Please repeat the whole listing verbatim.

*** Opening Recorded data ***

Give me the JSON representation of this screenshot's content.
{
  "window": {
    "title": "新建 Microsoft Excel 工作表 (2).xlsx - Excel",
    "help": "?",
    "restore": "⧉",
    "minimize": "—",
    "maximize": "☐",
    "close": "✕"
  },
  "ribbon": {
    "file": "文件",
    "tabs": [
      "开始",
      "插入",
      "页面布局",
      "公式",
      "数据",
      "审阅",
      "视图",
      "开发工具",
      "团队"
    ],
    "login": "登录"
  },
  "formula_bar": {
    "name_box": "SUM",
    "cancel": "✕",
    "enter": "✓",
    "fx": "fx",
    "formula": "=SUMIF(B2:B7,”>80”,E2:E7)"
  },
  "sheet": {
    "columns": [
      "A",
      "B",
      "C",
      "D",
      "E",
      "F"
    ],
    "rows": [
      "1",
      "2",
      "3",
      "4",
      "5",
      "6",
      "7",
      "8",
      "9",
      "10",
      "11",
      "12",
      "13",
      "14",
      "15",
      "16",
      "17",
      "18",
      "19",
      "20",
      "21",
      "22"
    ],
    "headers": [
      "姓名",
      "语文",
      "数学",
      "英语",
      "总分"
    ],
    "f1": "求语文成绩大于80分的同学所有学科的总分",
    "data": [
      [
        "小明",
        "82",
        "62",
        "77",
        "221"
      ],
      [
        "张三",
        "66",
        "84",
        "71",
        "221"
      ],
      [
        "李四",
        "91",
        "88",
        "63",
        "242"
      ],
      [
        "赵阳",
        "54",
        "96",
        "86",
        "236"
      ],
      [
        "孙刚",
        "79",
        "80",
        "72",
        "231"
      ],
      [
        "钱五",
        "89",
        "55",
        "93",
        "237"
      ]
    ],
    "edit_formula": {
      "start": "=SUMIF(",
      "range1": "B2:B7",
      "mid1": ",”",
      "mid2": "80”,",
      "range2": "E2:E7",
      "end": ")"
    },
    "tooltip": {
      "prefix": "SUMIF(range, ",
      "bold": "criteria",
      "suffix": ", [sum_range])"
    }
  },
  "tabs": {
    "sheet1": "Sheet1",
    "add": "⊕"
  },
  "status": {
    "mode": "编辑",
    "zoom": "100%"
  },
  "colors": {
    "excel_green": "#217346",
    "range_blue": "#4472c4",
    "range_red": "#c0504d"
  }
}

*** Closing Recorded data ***

### Answer to the exercise
Give me the JSON representation of this screenshot's content.
{
  "window": {
    "title": "新建 Microsoft Excel 工作表 (2).xlsx - Excel",
    "help": "?",
    "restore": "⧉",
    "minimize": "—",
    "maximize": "☐",
    "close": "✕"
  },
  "ribbon": {
    "file": "文件",
    "tabs": [
      "开始",
      "插入",
      "页面布局",
      "公式",
      "数据",
      "审阅",
      "视图",
      "开发工具",
      "团队"
    ],
    "login": "登录"
  },
  "formula_bar": {
    "name_box": "SUM",
    "cancel": "✕",
    "enter": "✓",
    "fx": "fx",
    "formula": "=SUMIF(B2:B7,”>80”,E2:E7)"
  },
  "sheet": {
    "columns": [
      "A",
      "B",
      "C",
      "D",
      "E",
      "F"
    ],
    "rows": [
      "1",
      "2",
      "3",
      "4",
      "5",
      "6",
      "7",
      "8",
      "9",
      "10",
      "11",
      "12",
      "13",
      "14",
      "15",
      "16",
      "17",
      "18",
      "19",
      "20",
      "21",
      "22"
    ],
    "headers": [
      "姓名",
      "语文",
      "数学",
      "英语",
      "总分"
    ],
    "f1": "求语文成绩大于80分的同学所有学科的总分",
    "data": [
      [
        "小明",
        "82",
        "62",
        "77",
        "221"
      ],
      [
        "张三",
        "66",
        "84",
        "71",
        "221"
      ],
      [
        "李四",
        "91",
        "88",
        "63",
        "242"
      ],
      [
        "赵阳",
        "54",
        "96",
        "86",
        "236"
      ],
      [
        "孙刚",
        "79",
        "80",
        "72",
        "231"
      ],
      [
        "钱五",
        "89",
        "55",
        "93",
        "237"
      ]
    ],
    "edit_formula": {
      "start": "=SUMIF(",
      "range1": "B2:B7",
      "mid1": ",”",
      "mid2": "80”,",
      "range2": "E2:E7",
      "end": ")"
    },
    "tooltip": {
      "prefix": "SUMIF(range, ",
      "bold": "criteria",
      "suffix": ", [sum_range])"
    }
  },
  "tabs": {
    "sheet1": "Sheet1",
    "add": "⊕"
  },
  "status": {
    "mode": "编辑",
    "zoom": "100%"
  },
  "colors": {
    "excel_green": "#217346",
    "range_blue": "#4472c4",
    "range_red": "#c0504d"
  }
}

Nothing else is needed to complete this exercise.